What really got me thinking about this was the sale of YouTube. YouTube is a great success. There is a huge community of users who benefit in one way or another from the availability of videos. Also - at the time of the sale, the founders did very well by all accounts. But what about the people who put the videos up there? Well – they did benefit by the availability of a free and convenient forum that enabled their “voice” to be heard, but that was it. It seemed, to me, that the benefit was not in proportion to the contribution they made to the community.

What About Building the Community?

We all know that community based sites need to actually have a community before they can thrive. One of the basic requirements of building a community is that you have to have a reason for people to join. Sometimes that reason is the site itself. But more often, the reason is the other users and what they bring to the site. In this latter case, it is difficult to build a community until you already have a community. So where do you begin?

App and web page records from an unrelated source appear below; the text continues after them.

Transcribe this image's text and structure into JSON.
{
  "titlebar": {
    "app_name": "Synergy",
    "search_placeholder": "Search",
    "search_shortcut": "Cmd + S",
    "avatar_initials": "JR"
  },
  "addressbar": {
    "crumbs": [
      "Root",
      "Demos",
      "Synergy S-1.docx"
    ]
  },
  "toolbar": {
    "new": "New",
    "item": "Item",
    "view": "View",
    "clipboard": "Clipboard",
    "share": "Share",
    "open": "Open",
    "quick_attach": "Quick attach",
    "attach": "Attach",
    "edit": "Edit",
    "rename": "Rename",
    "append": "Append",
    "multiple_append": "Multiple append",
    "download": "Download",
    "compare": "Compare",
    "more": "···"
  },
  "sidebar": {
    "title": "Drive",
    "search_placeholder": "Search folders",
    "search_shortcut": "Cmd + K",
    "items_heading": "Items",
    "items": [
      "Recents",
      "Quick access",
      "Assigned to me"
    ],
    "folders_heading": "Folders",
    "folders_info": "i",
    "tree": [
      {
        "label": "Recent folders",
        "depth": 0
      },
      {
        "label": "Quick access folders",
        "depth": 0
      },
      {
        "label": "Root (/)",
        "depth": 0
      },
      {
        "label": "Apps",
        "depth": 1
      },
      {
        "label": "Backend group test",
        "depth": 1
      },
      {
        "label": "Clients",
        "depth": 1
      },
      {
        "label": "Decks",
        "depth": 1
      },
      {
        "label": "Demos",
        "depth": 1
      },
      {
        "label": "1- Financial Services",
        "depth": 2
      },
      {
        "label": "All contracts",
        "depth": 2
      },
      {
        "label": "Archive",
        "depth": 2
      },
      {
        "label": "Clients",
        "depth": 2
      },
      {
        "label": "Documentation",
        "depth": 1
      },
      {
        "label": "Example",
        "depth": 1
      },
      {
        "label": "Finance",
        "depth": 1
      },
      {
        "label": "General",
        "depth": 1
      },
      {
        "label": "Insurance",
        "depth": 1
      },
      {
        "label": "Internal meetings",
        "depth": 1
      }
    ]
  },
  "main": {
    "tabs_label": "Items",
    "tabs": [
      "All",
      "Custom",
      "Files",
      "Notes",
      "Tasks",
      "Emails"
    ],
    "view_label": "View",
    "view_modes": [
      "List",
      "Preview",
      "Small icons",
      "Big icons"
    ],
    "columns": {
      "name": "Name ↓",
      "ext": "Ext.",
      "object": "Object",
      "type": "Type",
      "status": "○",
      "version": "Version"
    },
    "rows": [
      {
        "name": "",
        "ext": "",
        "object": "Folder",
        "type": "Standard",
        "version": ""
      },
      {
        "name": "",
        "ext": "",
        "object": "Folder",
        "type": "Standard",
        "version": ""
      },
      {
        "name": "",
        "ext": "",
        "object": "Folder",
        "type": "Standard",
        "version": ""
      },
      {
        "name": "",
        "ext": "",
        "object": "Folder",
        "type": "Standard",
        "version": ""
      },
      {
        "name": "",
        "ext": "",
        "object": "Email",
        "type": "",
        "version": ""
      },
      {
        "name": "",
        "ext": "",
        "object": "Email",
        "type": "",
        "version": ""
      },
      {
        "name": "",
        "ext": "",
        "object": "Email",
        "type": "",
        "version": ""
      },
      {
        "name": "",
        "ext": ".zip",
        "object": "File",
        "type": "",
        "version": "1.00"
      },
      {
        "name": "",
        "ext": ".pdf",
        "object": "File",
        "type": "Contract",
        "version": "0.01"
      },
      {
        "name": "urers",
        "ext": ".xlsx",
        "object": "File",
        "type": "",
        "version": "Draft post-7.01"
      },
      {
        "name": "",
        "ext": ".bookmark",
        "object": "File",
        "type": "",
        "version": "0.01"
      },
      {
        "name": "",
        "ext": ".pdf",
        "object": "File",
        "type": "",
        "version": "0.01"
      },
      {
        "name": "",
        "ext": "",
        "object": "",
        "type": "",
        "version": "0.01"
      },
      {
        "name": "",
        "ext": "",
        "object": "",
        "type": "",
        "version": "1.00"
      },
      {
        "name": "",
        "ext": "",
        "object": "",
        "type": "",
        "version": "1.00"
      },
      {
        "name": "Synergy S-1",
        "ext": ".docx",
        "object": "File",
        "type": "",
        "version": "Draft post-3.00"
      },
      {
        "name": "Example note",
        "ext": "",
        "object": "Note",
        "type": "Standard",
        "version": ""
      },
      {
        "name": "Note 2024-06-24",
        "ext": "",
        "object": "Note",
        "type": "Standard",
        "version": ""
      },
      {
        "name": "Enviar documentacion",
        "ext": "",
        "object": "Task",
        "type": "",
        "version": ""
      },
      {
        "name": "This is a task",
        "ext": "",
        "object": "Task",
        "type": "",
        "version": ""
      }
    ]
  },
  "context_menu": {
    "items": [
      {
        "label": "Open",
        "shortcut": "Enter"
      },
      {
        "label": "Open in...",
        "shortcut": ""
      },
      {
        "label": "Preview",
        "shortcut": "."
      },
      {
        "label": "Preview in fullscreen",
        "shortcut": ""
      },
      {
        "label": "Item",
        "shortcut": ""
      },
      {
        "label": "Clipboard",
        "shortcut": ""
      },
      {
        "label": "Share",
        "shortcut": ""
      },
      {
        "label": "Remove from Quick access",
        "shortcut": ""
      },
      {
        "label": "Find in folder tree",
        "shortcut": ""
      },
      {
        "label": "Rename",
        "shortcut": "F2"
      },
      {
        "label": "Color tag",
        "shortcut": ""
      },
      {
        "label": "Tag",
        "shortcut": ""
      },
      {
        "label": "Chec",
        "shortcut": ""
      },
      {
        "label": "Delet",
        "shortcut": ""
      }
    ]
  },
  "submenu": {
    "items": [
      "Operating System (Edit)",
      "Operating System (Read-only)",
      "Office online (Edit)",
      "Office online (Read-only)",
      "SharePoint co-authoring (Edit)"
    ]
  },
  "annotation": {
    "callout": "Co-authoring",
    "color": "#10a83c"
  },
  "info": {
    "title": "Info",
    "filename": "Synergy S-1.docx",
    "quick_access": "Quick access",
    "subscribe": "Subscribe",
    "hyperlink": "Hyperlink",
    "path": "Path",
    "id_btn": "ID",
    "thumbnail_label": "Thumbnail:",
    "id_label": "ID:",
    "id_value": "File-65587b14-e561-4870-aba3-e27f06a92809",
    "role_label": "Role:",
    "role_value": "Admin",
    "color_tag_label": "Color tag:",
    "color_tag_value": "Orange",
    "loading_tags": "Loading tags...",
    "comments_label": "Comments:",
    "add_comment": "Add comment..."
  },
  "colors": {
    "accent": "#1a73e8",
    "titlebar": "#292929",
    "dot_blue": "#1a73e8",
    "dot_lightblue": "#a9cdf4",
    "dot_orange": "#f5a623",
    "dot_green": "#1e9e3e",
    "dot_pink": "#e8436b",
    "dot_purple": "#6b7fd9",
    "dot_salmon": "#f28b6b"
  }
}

One way is to try and create an early incentive for people to join. Something that will start to build the community before the draw of the community itself takes over.

PCO Might Help Answer Those Questions

At first, when I thought about the idea of PCO, it struck me as a little crass and overtly commercial. I even felt a bit embarrassed telling people about the idea. As a former faculty member, I am very cautious about commercial influences on education. Perhaps the idea of PCO was so commercial that it would damage the “purity” (or at least the perceived purity) of a site that is meant to be all about academia. There has always been an uncomfortable relationship between commercialism and academia, and having been a faculty member for 10 years and the founder of WebCT, I have had a front row seat to a wide variety of opinions on the matter. But the simple fact is that many of the wonderful things we have that impact our daily educational activities would not exist were it not for companies developing ideas and taking risks to see those ideas realized.

The more I thought about PCO, the more I realized that it fit with my idea of what is “right” in terms of the potential to compensate community contributors. It filled in that last gap – now there is potential for all parties to benefit. It also has the potential to help bootstrap the community; there may be people out there who will view PCO as an added incentive to spend a bit of time and contribute things to the community in the early stages of its development.

I am still nervous about the idea. For me, Brainify is about education – what we get out of university and college. I do not want the idea of PCO to overshadow this focus. And since we have no precedent for PCO I worry about the mistakes we will make along the way defining it and implementing it – and how those mistakes could hurt Brainify. But at the same time, I am a fanatical believer in the potential for a site like this to be of huge benefit to students in their educational experience. As such, I want to do everything I can to see the site support a vibrant educational community and to see all members benefit. From that perspective – perhaps PCO makes sense.

Take care - Murray

[1] Quantitative Analysis of User-Generated Content on the Web, Proceedings of the First International Workshop on Understanding Web Evolution, April 22, 2008